» Data for processing
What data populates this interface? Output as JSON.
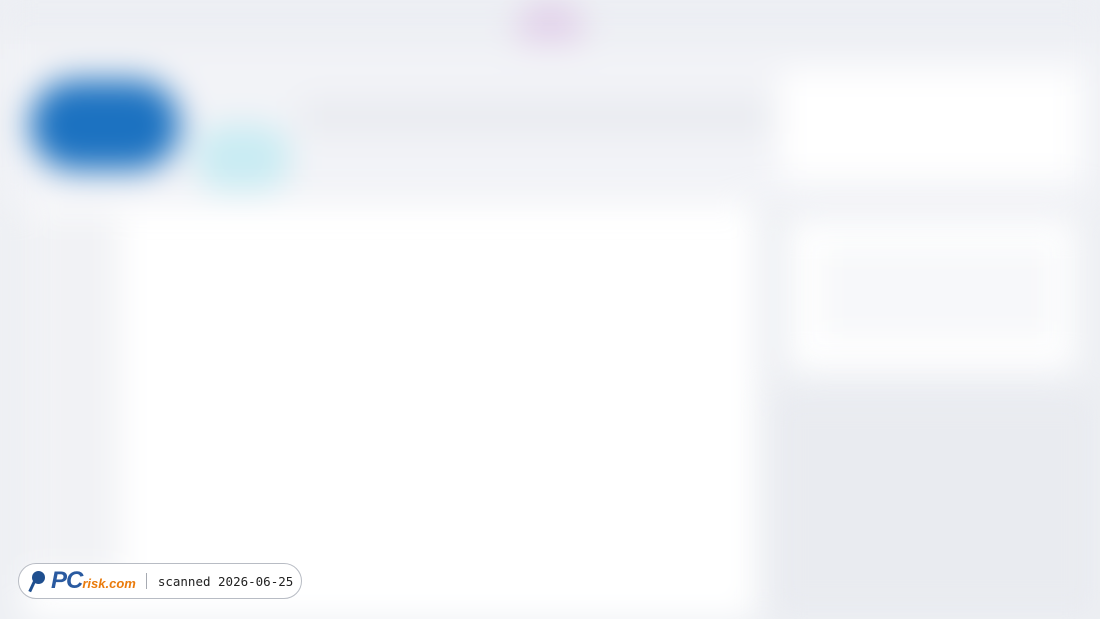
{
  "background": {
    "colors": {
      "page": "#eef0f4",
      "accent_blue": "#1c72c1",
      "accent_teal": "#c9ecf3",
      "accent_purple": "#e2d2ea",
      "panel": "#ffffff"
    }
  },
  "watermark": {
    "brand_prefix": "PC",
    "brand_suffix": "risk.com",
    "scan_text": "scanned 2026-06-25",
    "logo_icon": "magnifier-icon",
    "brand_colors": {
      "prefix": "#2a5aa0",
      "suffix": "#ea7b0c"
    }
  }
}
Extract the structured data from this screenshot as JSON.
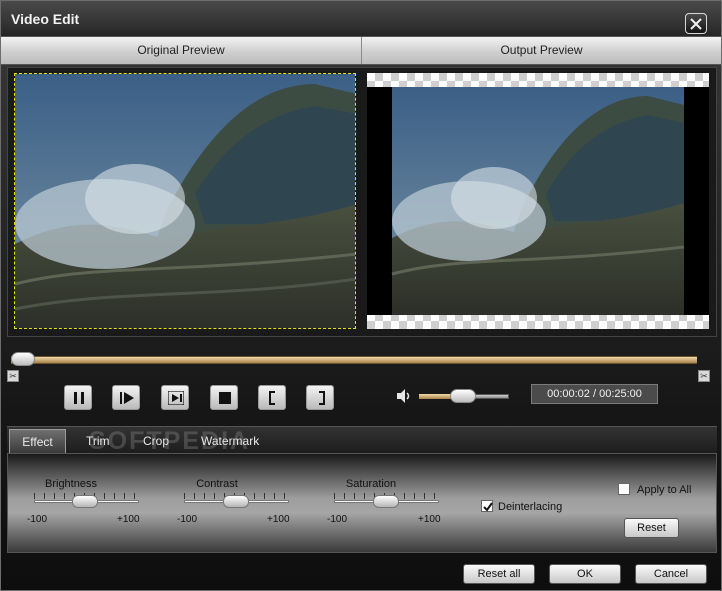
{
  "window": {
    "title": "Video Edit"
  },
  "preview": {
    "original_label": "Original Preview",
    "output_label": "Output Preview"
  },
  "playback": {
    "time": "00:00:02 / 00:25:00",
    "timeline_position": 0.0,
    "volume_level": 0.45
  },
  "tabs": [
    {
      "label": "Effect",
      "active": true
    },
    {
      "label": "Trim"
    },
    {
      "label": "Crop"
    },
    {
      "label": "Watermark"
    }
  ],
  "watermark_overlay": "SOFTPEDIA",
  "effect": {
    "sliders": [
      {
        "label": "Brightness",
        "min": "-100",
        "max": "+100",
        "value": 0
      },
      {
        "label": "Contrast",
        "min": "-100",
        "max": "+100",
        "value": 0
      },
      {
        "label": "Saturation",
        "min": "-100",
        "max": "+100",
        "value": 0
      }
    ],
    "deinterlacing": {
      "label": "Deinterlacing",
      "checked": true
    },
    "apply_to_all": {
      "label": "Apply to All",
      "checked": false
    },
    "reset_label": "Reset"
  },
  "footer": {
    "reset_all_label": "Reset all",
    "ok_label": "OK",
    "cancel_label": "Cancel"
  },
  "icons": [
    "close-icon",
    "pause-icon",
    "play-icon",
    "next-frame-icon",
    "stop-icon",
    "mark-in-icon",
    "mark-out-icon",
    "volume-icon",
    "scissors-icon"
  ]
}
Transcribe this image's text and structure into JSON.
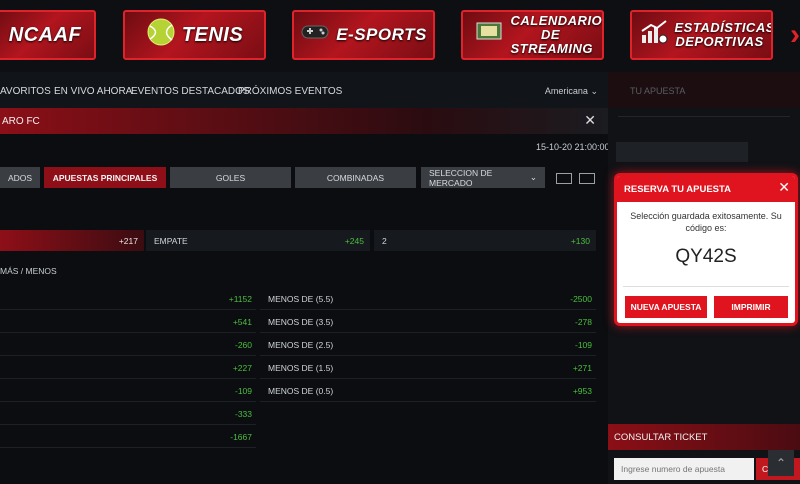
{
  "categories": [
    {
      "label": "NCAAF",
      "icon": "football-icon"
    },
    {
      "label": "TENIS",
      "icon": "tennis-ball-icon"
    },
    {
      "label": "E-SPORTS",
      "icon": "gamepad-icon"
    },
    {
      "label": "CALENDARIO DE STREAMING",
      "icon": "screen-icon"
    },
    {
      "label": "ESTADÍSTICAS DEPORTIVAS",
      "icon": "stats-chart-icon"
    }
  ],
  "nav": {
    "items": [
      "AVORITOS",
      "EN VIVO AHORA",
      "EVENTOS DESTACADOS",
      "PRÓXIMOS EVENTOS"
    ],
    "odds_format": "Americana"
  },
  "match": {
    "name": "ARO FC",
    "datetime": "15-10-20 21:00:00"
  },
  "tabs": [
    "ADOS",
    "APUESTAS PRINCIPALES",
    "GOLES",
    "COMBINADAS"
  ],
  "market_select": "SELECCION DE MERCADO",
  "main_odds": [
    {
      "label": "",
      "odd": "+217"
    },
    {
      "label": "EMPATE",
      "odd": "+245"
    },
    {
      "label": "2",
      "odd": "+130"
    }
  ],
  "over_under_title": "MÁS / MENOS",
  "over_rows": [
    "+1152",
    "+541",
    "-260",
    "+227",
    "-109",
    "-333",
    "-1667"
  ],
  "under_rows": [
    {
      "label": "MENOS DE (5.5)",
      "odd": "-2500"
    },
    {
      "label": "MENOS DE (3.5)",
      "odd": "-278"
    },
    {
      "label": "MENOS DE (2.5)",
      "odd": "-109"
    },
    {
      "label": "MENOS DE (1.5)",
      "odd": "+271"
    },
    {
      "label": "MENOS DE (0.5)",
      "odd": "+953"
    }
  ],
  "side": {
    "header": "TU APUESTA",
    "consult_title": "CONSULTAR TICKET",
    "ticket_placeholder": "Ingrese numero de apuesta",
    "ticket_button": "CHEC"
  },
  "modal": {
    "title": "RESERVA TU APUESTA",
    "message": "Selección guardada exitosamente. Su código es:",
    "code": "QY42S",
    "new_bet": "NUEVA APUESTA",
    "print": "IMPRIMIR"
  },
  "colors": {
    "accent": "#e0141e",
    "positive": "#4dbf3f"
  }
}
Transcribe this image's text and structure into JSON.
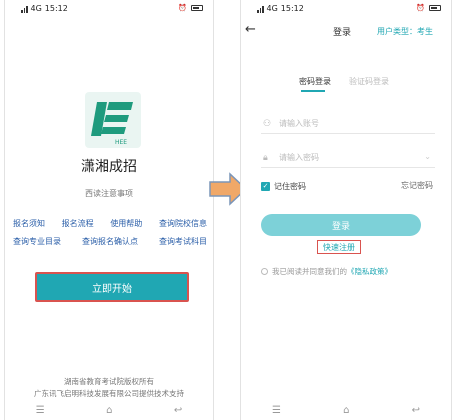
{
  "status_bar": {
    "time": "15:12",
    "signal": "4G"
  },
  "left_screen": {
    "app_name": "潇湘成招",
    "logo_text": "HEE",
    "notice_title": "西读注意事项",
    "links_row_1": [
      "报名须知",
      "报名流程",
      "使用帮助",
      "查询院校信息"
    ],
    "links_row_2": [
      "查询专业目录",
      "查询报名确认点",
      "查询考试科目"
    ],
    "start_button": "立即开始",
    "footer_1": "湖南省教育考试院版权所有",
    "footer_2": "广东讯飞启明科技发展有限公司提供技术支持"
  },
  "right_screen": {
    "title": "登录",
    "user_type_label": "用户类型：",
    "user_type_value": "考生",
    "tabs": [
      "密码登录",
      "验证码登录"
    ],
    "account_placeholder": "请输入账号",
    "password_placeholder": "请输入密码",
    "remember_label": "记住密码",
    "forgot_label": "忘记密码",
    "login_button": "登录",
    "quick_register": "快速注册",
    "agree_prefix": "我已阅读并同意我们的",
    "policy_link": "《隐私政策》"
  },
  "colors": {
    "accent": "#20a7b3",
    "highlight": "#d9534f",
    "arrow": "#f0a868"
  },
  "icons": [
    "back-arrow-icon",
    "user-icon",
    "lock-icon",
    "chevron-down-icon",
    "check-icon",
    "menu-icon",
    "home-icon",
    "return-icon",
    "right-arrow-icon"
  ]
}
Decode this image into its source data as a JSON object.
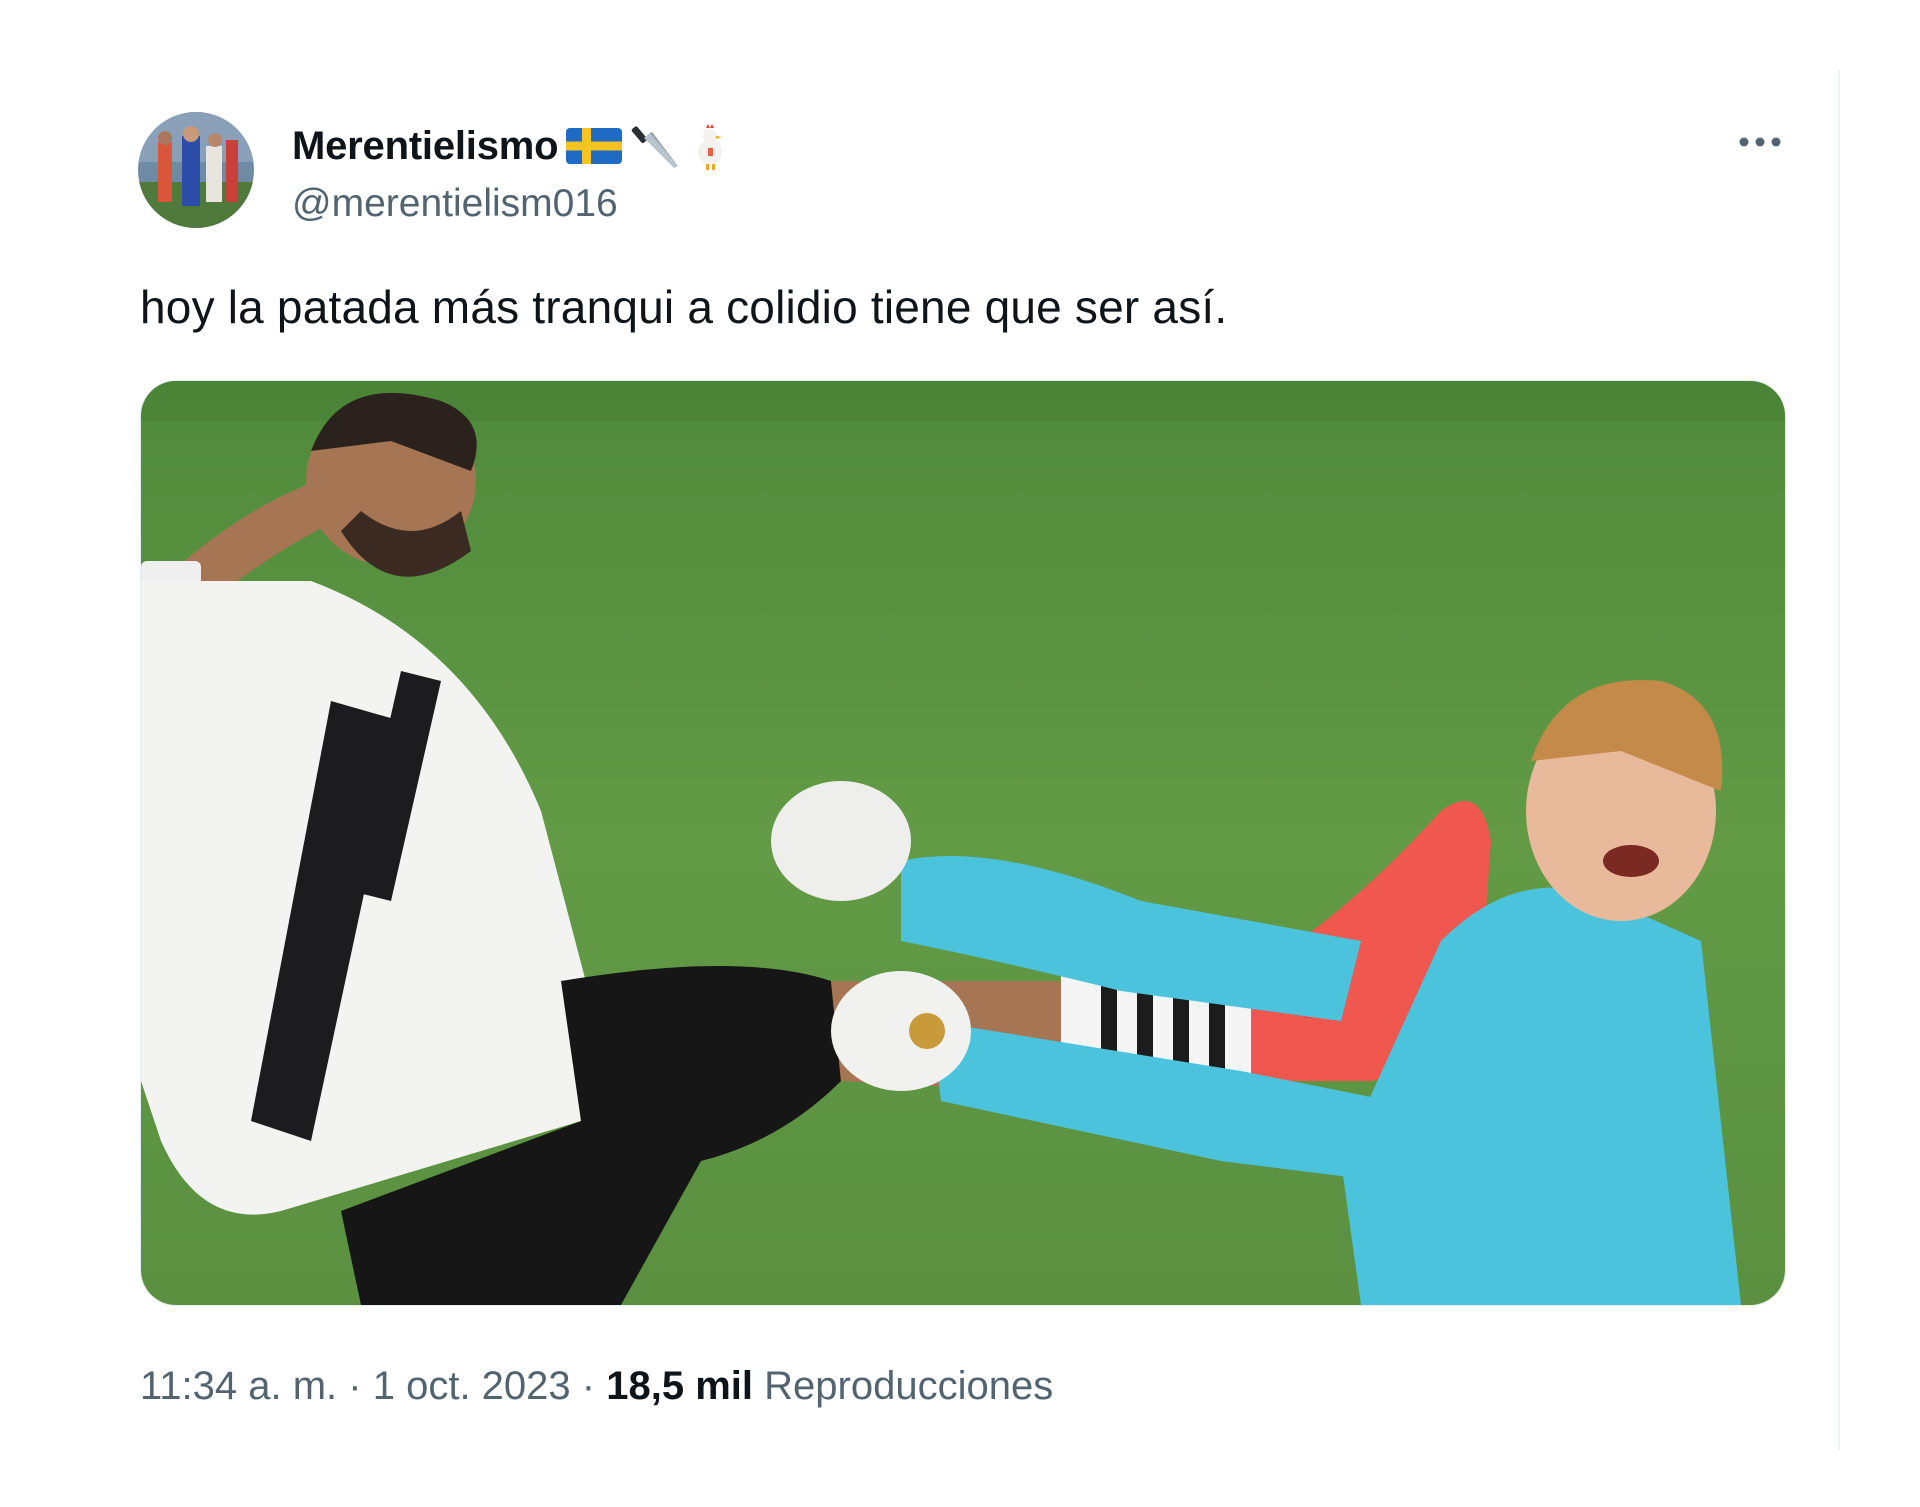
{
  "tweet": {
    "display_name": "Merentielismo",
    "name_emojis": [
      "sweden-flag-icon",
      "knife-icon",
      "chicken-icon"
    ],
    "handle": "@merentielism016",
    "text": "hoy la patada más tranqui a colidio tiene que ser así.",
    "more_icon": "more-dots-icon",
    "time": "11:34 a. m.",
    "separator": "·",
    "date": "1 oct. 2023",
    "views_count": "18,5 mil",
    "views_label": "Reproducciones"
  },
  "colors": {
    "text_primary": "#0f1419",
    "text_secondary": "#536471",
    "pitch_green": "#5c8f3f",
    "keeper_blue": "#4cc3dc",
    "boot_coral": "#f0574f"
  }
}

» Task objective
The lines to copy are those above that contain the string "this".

» Solution to the problem
What data populates this interface? Output as JSON.
Extract the structured data from this screenshot as JSON.
Transcribe this image's text and structure into JSON.
Transcribe this image's text and structure into JSON.
Decode this image into its source data as a JSON object.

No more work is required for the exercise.